All I do is showing some light on the other side of the story. Often people find that 'negative', but that's shortsighted naivity. Showing someone another POV on the matter isn't negative, it's just that: showing another POV on the matter. In the end you as a reader can only become better, because you know more sides of the story and can form a better opinion on your own. Like with Michael Moore's movies. Obviously they're created to tell a predefined message, no doubt about that. The irony is though: the people in the movie aren't acting, they're not saying words which are written in a script, they're real people and the situations are real. The director's cutting technique creates teh context, but the actions are real. Now, some people say it's negative blabla. However, you can also say: "the filmed situations/scenes are real scenes", so what you see is real stuff. Some truth must be in it. Instead of closing your eyes for the pieces of truth (I'm not talking about the obvious message of the director) you can form a better overall picture of what really happened.
That some people don't WANT TO hear that, I understand. If these people call me negative, I can only laugh about their naivity, sorry.
June 7, 2004 4:12 AM
Robert W. McLaws

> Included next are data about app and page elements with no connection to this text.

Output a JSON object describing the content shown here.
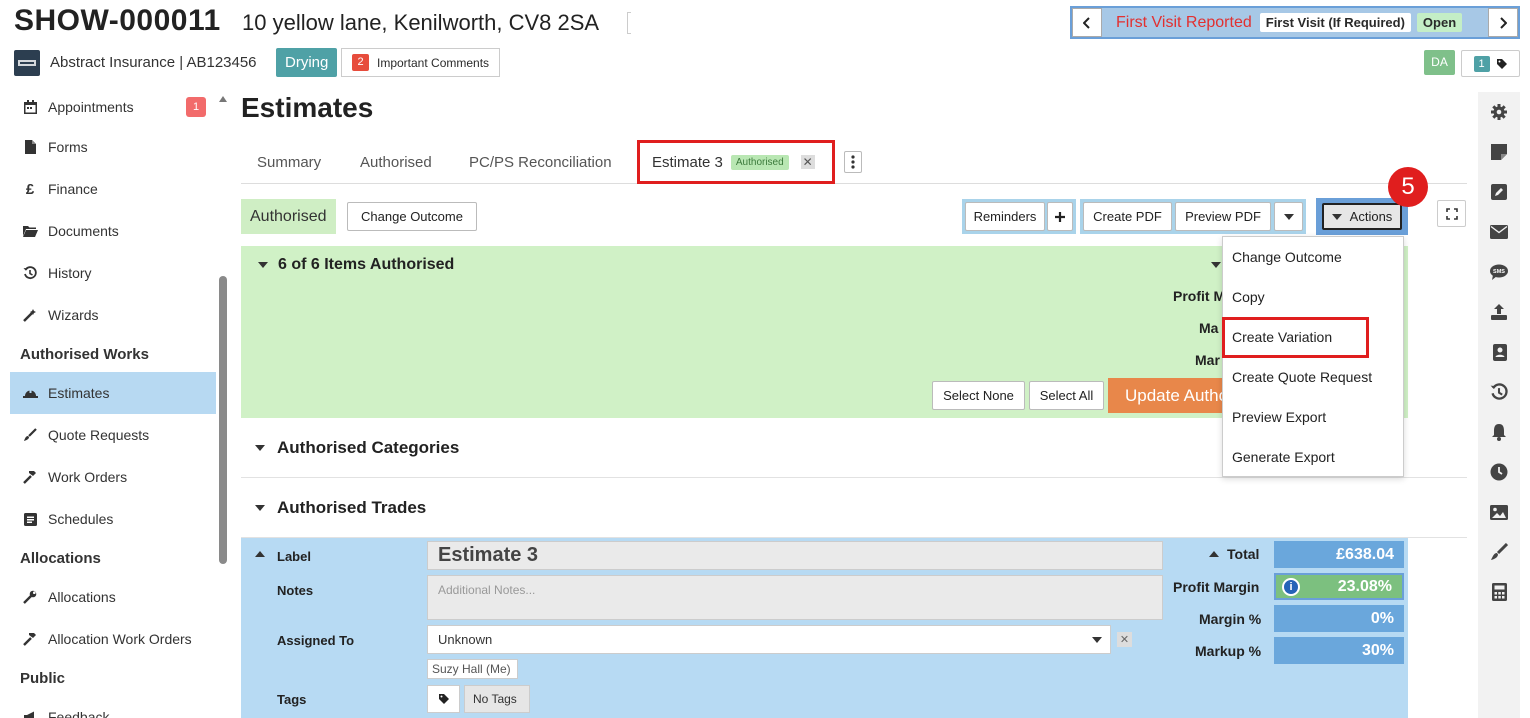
{
  "header": {
    "job_id": "SHOW-000011",
    "address": "10 yellow lane, Kenilworth, CV8 2SA",
    "insurer": "Abstract Insurance | AB123456",
    "status_badge": "Drying",
    "comments": {
      "count": "2",
      "label": "Important Comments"
    },
    "workflow": {
      "current": "First Visit Reported",
      "next": "First Visit (If Required)",
      "state": "Open"
    },
    "user_initials": "DA",
    "tag_count": "1"
  },
  "sidebar": {
    "items_top": [
      {
        "label": "Appointments",
        "icon": "calendar-icon",
        "badge": "1"
      },
      {
        "label": "Forms",
        "icon": "file-icon"
      },
      {
        "label": "Finance",
        "icon": "pound-icon"
      },
      {
        "label": "Documents",
        "icon": "folder-icon"
      },
      {
        "label": "History",
        "icon": "history-icon"
      },
      {
        "label": "Wizards",
        "icon": "magic-wand-icon"
      }
    ],
    "section_authorised": "Authorised Works",
    "items_authorised": [
      {
        "label": "Estimates",
        "icon": "hard-hat-icon",
        "active": true
      },
      {
        "label": "Quote Requests",
        "icon": "brush-icon"
      },
      {
        "label": "Work Orders",
        "icon": "hammer-icon"
      },
      {
        "label": "Schedules",
        "icon": "schedule-icon"
      }
    ],
    "section_allocations": "Allocations",
    "items_allocations": [
      {
        "label": "Allocations",
        "icon": "wrench-icon"
      },
      {
        "label": "Allocation Work Orders",
        "icon": "hammer-icon"
      }
    ],
    "section_public": "Public",
    "items_public": [
      {
        "label": "Feedback",
        "icon": "megaphone-icon"
      }
    ]
  },
  "main": {
    "title": "Estimates",
    "tabs": [
      "Summary",
      "Authorised",
      "PC/PS Reconciliation"
    ],
    "active_tab": {
      "label": "Estimate 3",
      "badge": "Authorised"
    },
    "outcome": "Authorised",
    "change_outcome": "Change Outcome",
    "reminders": "Reminders",
    "create_pdf": "Create PDF",
    "preview_pdf": "Preview PDF",
    "actions": "Actions",
    "green_panel": {
      "title": "6 of 6 Items Authorised",
      "row1": "Profit M",
      "row2": "Ma",
      "row3": "Mar",
      "select_none": "Select None",
      "select_all": "Select All",
      "update": "Update Authorised"
    },
    "authorised_categories": "Authorised Categories",
    "authorised_trades": "Authorised Trades",
    "estimate": {
      "label_label": "Label",
      "label_value": "Estimate 3",
      "notes_label": "Notes",
      "notes_placeholder": "Additional Notes...",
      "assigned_label": "Assigned To",
      "assigned_value": "Unknown",
      "suggestion": "Suzy Hall (Me)",
      "tags_label": "Tags",
      "no_tags": "No Tags",
      "total_label": "Total",
      "total_value": "£638.04",
      "profit_label": "Profit Margin",
      "profit_value": "23.08%",
      "margin_label": "Margin %",
      "margin_value": "0%",
      "markup_label": "Markup %",
      "markup_value": "30%"
    }
  },
  "actions_menu": [
    "Change Outcome",
    "Copy",
    "Create Variation",
    "Create Quote Request",
    "Preview Export",
    "Generate Export"
  ],
  "step_number": "5",
  "colors": {
    "accent_red": "#e01e1e",
    "green_panel": "#d0f1c6",
    "blue_panel": "#b7daf3",
    "active_nav": "#b7d9f2"
  }
}
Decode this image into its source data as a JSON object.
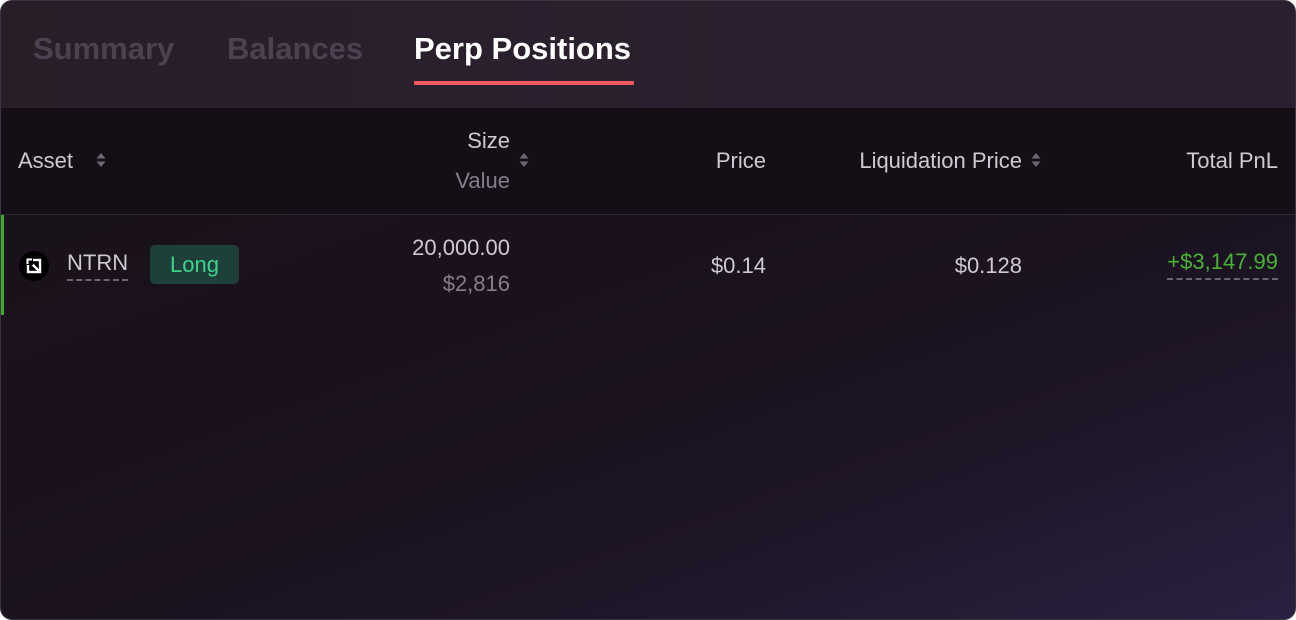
{
  "tabs": [
    {
      "label": "Summary",
      "active": false
    },
    {
      "label": "Balances",
      "active": false
    },
    {
      "label": "Perp Positions",
      "active": true
    }
  ],
  "table": {
    "headers": {
      "asset": "Asset",
      "size": "Size",
      "value": "Value",
      "price": "Price",
      "liquidation_price": "Liquidation Price",
      "total_pnl": "Total PnL"
    },
    "rows": [
      {
        "asset": "NTRN",
        "asset_icon": "neutron-icon",
        "side": "Long",
        "size": "20,000.00",
        "value": "$2,816",
        "price": "$0.14",
        "liquidation_price": "$0.128",
        "total_pnl": "+$3,147.99"
      }
    ]
  },
  "colors": {
    "active_tab_underline": "#ee5a5f",
    "long_badge_text": "#3ed58a",
    "long_badge_bg": "#1f3f3a",
    "pnl_positive": "#48b333",
    "row_accent": "#3fa82f"
  }
}
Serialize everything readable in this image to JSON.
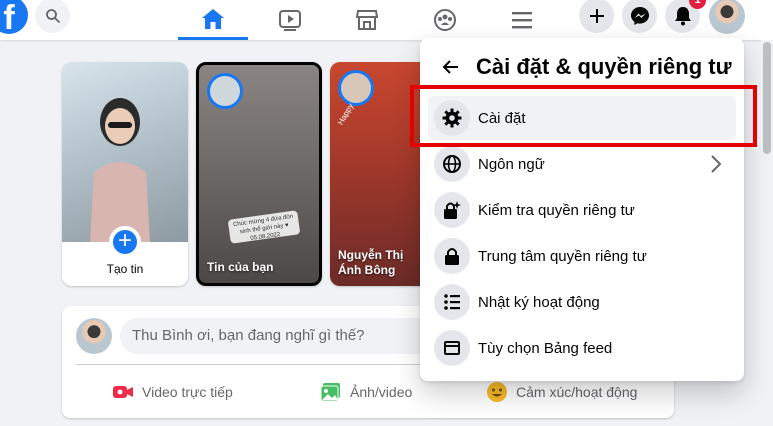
{
  "topbar": {
    "logo_letter": "f",
    "nav": [
      {
        "name": "home",
        "active": true
      },
      {
        "name": "watch",
        "active": false
      },
      {
        "name": "marketplace",
        "active": false
      },
      {
        "name": "groups",
        "active": false
      },
      {
        "name": "menu",
        "active": false
      }
    ],
    "notification_count": "1"
  },
  "stories": {
    "create_label": "Tạo tin",
    "yours_label": "Tin của bạn",
    "yours_note": "Chúc mừng 4 đứa đón sinh thể giới này ♥ 05.08.2022",
    "friend_label": "Nguyễn Thị Ánh Bông",
    "friend_caption": "Happy"
  },
  "composer": {
    "placeholder": "Thu Bình ơi, bạn đang nghĩ gì thế?",
    "actions": [
      {
        "label": "Video trực tiếp",
        "icon": "live-video-icon",
        "color": "#f02849"
      },
      {
        "label": "Ảnh/video",
        "icon": "photo-icon",
        "color": "#45bd62"
      },
      {
        "label": "Cảm xúc/hoạt động",
        "icon": "feeling-icon",
        "color": "#f7b928"
      }
    ]
  },
  "menu": {
    "title": "Cài đặt & quyền riêng tư",
    "items": [
      {
        "label": "Cài đặt",
        "icon": "gear-icon",
        "highlighted": true
      },
      {
        "label": "Ngôn ngữ",
        "icon": "globe-icon",
        "has_submenu": true
      },
      {
        "label": "Kiểm tra quyền riêng tư",
        "icon": "lock-check-icon"
      },
      {
        "label": "Trung tâm quyền riêng tư",
        "icon": "lock-icon"
      },
      {
        "label": "Nhật ký hoạt động",
        "icon": "list-icon"
      },
      {
        "label": "Tùy chọn Bảng feed",
        "icon": "feed-icon"
      }
    ]
  },
  "colors": {
    "brand": "#1877f2",
    "highlight_box": "#e40000"
  }
}
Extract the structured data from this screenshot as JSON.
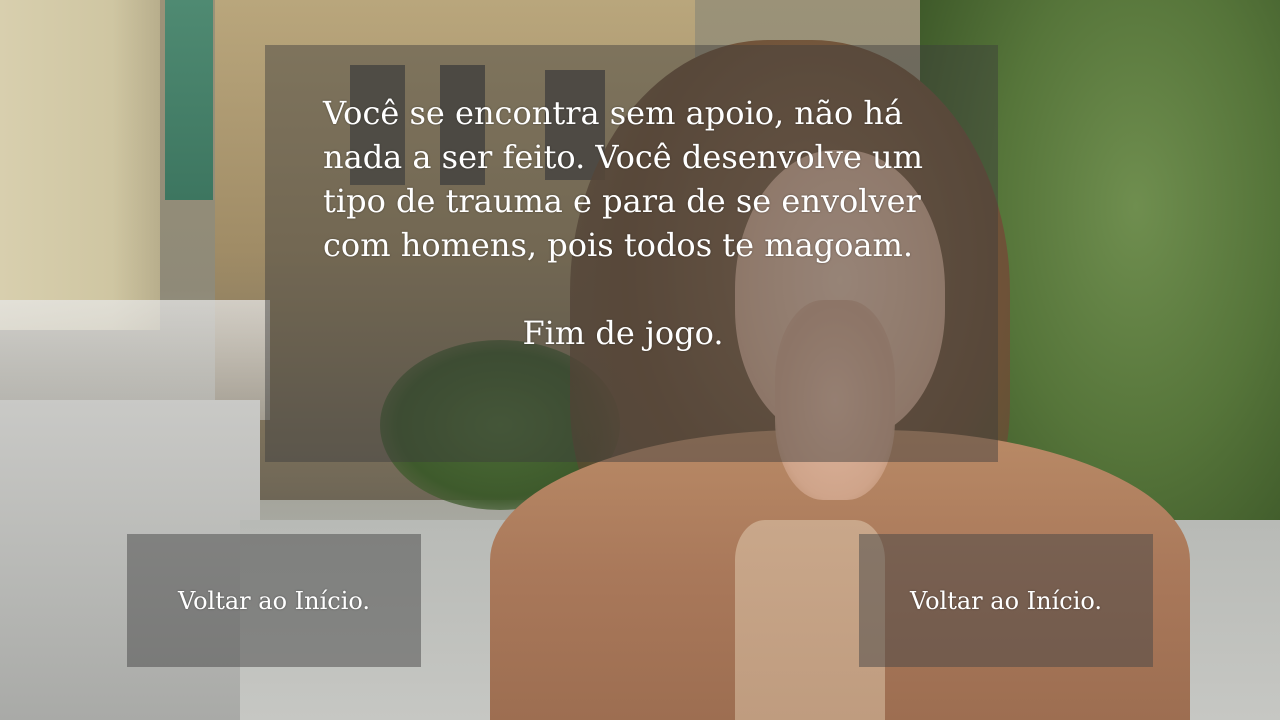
{
  "story": {
    "text": "Você se encontra sem apoio, não há nada a ser feito. Você desenvolve um tipo de trauma e para de se envolver com homens, pois todos te magoam.",
    "ending": "Fim de jogo."
  },
  "choices": [
    {
      "label": "Voltar ao Início."
    },
    {
      "label": "Voltar ao Início."
    }
  ],
  "colors": {
    "panel_overlay": "#3c3c3c",
    "text": "#ffffff"
  }
}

Great. I'm gonna thank him anyways.
June 7, 2004 4:18 AM
being from west europe myself I find myself tending to agree with Frans. One thing Frans, there's no point writing a whole essay to try and convince someone of something, I learnt long ago, no matter where you're from you can't change 'em - let 'em be, its easier for everyone. :-/
June 7, 2004 5:42 AM
Robert W. McLaws
Well, I never said anything about living in fear, you just put words in my mouth.
In regards to differing points of view. I like em. I'm glad Frans takes the time to type out his viewpoint. Mine differs from his. But see, I'm constantly taking in information from outside sources to formulate my views. I have my own opinions about things, and it's tough to make drastic changes to them, but you'll notice that my positions change slightly as I take new information in.
In regards to Frans, I'm sorry he didn't like the guy. I feel that he made the world a safer place. I feel that he was a great guy, and he had a great sense of humor. He was a very human leader. Other world leaders from his time are pauding praise on him. I highly doubt that the praise is unfounded. Without him and his work with the Soviets, we might be in a nuclear winter. If you don't feel that he did that much for you... not much I can do about that. He brought hope back to America, and showed how far optimism will get you.
And PS: I'm not neive.
June 7, 2004 6:17 AM
Matt and Frans, I think you expressed well what the vast of majority people in Europe think. As Matt said it is really not worth discussing as it is clear in Europe that our impression of US presidents is quite different from the US. We tend to like leaders, who understand the policy details hold regular unscripted press conferences, have social concerns and try to follow a balanced approach in foreign policy. It is just different in the USA.
June 7, 2004 6:18 AM
> I think that is a bit too much credit. Eastern Germany did fall on its own and Russia didn't do a thing due to Gorbatsov
Thats fair. I shouldn't have implied he did it single handedly. Do I think it would have happened without him? No.
> It's funny how Americans think we lived in fear for decades here in Europe due to the Iron curtain. I visited it once, it wasn't a pleasant site, but fear? no.
Of course (1) I'm not American and (2) I said not one word about fear either.
Since you bring up the question of fear, how do you explain people leaping out of windows, braving minefields, etc. to get to West Berlin? How do you explain the construction of the Berlin wall in the first place?
I have to agree with Robert that I'm glad you've taken the time to state your point of view. Too often those who choose to exercise their free speech and express an opinion are harrassed for it. I don't agree with your position, but I am glad you chose to share it.
June 7, 2004 10:54 AM